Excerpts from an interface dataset

- - - - - - -

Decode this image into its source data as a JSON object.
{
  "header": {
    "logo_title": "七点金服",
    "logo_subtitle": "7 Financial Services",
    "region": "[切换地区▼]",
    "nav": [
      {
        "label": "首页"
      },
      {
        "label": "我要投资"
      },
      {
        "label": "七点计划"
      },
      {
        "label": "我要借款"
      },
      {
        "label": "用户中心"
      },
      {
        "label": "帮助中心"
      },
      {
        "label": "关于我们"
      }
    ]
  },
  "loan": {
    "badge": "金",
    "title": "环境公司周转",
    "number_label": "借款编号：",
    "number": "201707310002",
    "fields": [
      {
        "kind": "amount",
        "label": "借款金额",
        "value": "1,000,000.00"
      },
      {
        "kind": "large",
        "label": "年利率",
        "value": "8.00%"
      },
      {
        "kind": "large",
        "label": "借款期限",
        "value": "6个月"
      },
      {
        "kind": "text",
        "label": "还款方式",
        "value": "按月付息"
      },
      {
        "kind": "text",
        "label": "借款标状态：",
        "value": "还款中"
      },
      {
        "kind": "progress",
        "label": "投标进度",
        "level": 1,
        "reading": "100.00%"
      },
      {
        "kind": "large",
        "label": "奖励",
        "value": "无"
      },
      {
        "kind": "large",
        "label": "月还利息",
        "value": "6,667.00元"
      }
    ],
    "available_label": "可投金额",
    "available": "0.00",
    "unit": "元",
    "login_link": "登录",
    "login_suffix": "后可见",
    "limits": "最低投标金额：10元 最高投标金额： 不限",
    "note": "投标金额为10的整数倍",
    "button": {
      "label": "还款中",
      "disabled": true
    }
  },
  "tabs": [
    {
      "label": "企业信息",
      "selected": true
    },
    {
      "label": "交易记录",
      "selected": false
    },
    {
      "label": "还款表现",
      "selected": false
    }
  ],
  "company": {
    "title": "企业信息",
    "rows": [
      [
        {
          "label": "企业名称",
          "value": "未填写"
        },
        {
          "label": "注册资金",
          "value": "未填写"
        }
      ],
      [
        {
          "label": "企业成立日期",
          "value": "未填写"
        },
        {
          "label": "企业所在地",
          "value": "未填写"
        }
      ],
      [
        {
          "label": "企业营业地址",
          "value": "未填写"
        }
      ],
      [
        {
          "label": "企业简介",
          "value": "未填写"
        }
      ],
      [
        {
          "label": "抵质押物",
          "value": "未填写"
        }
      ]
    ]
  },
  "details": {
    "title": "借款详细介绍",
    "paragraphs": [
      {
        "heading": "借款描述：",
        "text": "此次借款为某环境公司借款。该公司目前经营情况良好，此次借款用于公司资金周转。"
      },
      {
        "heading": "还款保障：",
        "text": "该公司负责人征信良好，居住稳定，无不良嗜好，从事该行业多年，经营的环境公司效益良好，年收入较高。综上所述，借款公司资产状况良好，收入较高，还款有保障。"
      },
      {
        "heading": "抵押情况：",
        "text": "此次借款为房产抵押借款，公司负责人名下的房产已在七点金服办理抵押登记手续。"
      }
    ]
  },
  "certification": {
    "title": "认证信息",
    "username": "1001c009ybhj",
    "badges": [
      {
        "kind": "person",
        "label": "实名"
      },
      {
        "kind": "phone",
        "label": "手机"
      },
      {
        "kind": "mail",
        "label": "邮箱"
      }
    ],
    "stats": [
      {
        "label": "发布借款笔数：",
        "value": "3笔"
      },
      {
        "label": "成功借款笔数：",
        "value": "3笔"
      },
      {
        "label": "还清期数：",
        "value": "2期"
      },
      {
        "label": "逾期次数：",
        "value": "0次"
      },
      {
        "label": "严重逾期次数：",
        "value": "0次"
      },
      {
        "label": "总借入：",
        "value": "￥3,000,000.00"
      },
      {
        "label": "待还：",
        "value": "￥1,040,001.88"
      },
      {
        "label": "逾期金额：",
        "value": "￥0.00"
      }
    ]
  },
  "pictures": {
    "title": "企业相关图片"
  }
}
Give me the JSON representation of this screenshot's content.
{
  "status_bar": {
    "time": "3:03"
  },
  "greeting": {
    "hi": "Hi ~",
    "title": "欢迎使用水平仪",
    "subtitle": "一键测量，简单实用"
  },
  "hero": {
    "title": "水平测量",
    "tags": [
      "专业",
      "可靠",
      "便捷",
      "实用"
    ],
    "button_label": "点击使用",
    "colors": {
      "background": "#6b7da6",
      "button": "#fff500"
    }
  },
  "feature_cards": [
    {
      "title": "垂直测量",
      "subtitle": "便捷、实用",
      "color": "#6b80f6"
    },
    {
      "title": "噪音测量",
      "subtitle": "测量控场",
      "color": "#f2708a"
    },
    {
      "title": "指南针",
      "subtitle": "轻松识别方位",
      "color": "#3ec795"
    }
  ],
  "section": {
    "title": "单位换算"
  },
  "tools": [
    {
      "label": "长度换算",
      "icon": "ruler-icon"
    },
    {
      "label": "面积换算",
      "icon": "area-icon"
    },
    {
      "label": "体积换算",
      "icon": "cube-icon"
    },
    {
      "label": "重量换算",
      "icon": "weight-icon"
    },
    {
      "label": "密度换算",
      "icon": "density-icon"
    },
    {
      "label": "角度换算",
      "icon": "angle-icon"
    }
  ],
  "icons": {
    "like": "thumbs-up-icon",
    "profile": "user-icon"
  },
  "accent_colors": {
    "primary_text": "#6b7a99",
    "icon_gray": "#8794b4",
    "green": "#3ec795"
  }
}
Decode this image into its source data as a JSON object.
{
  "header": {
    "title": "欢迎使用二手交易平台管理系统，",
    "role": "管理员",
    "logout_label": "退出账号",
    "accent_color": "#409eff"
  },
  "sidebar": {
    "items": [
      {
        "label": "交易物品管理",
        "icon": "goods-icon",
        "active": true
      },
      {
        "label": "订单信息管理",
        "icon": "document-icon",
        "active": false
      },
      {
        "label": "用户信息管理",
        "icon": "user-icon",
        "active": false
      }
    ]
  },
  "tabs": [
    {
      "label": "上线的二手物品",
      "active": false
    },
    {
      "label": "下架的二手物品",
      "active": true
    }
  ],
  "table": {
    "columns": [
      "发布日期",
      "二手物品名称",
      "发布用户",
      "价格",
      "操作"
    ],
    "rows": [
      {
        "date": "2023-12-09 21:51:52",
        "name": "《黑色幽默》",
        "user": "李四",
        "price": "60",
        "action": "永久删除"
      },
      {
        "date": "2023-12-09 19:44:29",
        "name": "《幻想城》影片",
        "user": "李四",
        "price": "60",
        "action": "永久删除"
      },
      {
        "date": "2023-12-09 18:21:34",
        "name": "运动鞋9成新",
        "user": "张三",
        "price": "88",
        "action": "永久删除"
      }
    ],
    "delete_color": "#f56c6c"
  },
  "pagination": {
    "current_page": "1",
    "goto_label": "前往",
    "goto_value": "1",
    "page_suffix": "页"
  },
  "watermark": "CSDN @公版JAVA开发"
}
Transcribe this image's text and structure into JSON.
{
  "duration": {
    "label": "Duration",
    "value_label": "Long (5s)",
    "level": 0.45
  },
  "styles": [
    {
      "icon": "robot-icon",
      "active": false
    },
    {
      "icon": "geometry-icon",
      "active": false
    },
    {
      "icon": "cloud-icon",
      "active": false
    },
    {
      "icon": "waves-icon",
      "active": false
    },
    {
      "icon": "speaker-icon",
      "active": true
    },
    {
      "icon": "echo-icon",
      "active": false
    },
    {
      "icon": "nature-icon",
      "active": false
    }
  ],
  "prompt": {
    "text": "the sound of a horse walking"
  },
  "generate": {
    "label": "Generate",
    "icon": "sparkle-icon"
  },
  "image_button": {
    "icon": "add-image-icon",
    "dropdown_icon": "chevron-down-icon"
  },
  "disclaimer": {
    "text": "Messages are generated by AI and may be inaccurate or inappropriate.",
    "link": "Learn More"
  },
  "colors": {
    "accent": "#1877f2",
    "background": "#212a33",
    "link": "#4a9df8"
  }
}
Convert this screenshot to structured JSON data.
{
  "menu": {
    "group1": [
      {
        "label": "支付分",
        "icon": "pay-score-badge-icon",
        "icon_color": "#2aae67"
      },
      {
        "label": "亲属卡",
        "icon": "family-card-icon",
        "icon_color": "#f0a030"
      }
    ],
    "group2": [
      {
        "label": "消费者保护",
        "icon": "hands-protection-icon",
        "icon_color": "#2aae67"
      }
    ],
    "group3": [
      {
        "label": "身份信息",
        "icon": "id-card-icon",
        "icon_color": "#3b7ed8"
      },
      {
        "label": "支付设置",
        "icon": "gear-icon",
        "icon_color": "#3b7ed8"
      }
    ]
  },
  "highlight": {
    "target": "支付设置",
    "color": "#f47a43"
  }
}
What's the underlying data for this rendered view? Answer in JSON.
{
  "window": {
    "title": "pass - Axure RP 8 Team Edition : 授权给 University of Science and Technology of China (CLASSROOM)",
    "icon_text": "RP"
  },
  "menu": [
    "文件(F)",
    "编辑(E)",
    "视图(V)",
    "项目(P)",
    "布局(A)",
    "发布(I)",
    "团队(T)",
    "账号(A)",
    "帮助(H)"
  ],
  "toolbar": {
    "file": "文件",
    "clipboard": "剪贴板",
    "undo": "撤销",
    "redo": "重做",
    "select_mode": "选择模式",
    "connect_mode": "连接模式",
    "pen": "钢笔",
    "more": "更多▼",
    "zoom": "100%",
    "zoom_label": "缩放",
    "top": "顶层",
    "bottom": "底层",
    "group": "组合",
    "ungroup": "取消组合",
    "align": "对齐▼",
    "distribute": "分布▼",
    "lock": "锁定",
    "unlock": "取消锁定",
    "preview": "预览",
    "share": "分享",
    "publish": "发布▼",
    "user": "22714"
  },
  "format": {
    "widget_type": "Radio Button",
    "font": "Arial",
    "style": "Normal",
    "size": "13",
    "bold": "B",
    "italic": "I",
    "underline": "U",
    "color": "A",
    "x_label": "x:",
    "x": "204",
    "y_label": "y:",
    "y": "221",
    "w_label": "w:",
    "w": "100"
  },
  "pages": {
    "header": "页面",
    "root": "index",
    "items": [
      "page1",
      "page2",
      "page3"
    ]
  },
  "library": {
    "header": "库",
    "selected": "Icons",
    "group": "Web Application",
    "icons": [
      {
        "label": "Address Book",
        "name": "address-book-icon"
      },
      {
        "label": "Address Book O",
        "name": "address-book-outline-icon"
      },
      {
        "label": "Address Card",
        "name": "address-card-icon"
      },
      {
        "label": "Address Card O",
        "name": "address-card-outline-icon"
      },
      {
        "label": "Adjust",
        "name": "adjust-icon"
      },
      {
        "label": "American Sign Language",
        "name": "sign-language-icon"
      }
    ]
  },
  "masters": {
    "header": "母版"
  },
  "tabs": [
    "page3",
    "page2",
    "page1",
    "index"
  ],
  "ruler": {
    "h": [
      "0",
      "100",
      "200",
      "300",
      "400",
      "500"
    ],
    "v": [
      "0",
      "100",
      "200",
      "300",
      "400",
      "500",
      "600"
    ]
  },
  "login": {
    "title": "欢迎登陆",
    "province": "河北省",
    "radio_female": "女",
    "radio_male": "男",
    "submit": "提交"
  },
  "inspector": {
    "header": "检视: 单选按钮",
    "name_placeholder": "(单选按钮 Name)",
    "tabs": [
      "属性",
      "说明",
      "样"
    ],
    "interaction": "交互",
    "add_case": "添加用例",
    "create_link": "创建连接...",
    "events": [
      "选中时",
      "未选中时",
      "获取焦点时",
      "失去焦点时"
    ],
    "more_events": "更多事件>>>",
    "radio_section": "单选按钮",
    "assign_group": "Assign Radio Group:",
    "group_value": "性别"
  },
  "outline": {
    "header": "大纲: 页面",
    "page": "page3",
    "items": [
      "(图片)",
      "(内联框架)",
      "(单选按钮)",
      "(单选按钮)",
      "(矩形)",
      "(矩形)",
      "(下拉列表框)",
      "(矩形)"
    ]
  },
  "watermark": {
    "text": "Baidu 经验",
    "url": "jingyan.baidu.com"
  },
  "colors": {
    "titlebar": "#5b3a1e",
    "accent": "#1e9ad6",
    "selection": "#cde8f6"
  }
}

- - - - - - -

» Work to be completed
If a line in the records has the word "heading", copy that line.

» Result of this task
        "heading": "借款描述：",
        "heading": "还款保障：",
        "heading": "抵押情况：",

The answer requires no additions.